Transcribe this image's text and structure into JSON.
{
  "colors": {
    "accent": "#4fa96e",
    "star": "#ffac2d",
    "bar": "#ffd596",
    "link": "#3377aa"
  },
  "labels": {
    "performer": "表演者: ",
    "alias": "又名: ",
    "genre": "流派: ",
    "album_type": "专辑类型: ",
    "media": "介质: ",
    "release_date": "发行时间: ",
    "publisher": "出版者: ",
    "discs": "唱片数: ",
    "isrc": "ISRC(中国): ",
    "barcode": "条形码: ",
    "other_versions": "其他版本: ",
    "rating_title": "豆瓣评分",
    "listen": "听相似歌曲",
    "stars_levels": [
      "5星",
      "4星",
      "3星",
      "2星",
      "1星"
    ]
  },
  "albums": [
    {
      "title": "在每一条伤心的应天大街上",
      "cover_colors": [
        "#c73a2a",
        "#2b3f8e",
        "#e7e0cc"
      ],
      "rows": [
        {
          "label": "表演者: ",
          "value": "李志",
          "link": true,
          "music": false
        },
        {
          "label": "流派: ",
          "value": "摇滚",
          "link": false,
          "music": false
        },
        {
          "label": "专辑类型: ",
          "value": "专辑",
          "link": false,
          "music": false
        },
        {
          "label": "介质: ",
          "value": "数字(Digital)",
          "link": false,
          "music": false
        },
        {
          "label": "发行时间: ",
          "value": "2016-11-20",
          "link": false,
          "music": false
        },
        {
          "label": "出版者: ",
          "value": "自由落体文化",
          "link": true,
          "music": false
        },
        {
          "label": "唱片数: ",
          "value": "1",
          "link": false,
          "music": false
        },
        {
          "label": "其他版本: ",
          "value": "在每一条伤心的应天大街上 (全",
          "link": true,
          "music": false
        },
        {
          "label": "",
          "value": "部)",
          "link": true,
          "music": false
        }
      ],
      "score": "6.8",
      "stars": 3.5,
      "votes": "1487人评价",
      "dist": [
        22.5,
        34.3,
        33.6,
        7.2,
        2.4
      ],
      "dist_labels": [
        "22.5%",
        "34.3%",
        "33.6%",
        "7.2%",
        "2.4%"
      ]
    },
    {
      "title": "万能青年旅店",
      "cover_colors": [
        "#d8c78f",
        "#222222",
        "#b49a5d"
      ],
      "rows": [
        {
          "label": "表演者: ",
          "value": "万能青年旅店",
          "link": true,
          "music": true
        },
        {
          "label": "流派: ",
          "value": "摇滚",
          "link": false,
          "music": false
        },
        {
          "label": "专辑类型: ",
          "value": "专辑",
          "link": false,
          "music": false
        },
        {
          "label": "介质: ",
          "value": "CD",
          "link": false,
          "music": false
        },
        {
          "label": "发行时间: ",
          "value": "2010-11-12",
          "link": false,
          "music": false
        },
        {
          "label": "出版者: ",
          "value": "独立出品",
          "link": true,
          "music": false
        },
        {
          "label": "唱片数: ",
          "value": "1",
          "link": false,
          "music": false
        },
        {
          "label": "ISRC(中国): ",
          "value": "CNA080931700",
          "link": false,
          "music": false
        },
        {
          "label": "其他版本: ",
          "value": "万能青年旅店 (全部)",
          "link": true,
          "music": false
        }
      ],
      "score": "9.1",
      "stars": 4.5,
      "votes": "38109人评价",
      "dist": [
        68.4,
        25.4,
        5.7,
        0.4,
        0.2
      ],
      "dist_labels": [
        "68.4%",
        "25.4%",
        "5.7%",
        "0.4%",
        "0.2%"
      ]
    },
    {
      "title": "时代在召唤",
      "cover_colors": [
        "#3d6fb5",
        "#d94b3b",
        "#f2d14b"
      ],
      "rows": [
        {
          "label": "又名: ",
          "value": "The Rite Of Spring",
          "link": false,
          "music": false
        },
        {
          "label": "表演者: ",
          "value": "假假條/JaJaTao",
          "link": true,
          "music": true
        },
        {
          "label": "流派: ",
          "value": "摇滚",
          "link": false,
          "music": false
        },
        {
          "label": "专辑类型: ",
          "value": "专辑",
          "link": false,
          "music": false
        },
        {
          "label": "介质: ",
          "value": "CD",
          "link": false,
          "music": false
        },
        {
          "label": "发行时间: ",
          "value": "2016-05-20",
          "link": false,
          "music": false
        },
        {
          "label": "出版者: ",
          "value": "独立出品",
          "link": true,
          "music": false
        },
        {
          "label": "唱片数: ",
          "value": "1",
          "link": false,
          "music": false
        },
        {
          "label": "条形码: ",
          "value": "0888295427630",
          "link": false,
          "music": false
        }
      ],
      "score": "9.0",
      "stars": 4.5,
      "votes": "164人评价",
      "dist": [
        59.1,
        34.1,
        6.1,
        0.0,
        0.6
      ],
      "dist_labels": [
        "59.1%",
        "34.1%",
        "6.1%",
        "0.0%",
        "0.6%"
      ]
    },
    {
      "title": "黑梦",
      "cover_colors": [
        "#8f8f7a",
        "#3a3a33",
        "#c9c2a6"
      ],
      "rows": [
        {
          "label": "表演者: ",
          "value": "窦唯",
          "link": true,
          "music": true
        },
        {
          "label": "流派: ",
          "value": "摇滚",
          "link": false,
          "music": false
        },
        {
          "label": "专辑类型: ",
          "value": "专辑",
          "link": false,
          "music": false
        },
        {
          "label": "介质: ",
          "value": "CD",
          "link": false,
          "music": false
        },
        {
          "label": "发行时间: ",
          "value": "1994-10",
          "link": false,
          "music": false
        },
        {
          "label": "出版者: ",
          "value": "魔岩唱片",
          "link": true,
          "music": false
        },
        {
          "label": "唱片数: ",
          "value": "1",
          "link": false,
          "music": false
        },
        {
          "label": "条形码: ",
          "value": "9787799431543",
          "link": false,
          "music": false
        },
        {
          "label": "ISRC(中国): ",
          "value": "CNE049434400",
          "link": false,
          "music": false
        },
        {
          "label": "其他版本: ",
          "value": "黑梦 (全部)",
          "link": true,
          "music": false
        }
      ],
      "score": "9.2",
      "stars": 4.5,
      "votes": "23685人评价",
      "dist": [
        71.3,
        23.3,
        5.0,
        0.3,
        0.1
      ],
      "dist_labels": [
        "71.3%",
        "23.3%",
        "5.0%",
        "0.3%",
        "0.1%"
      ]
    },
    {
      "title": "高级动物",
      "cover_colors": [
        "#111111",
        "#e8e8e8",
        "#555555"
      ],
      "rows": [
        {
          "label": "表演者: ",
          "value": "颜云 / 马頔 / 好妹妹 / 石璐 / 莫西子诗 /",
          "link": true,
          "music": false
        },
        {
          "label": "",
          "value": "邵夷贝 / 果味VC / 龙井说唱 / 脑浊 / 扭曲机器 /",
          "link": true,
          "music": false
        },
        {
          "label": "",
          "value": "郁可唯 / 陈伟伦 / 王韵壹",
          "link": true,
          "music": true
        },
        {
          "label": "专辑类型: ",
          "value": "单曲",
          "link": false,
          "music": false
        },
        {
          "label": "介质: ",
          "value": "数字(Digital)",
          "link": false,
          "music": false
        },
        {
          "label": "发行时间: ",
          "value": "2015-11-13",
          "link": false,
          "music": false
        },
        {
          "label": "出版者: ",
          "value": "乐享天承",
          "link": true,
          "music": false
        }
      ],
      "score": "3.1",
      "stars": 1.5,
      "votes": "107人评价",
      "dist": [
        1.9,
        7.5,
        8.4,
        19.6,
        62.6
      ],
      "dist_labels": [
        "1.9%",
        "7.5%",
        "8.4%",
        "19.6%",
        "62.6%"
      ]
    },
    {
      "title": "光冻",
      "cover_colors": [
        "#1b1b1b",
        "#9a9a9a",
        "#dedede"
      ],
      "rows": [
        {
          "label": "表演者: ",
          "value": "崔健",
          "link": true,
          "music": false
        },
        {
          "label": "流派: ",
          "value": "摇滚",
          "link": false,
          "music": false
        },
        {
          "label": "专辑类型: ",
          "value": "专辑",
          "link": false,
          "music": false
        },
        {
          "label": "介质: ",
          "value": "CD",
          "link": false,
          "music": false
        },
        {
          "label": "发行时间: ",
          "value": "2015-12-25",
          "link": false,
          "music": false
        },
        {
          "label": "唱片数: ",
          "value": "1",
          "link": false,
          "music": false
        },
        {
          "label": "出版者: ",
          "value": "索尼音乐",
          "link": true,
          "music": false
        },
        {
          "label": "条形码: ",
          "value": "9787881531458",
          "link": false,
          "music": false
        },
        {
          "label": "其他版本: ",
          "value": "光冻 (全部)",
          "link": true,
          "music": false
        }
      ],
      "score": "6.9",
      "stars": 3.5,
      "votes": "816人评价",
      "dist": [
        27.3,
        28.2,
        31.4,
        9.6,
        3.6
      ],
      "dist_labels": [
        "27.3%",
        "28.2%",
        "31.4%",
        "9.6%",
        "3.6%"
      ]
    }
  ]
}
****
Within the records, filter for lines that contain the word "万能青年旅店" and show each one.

Exercise answer
      "title": "万能青年旅店",
          "value": "万能青年旅店",
          "value": "万能青年旅店 (全部)",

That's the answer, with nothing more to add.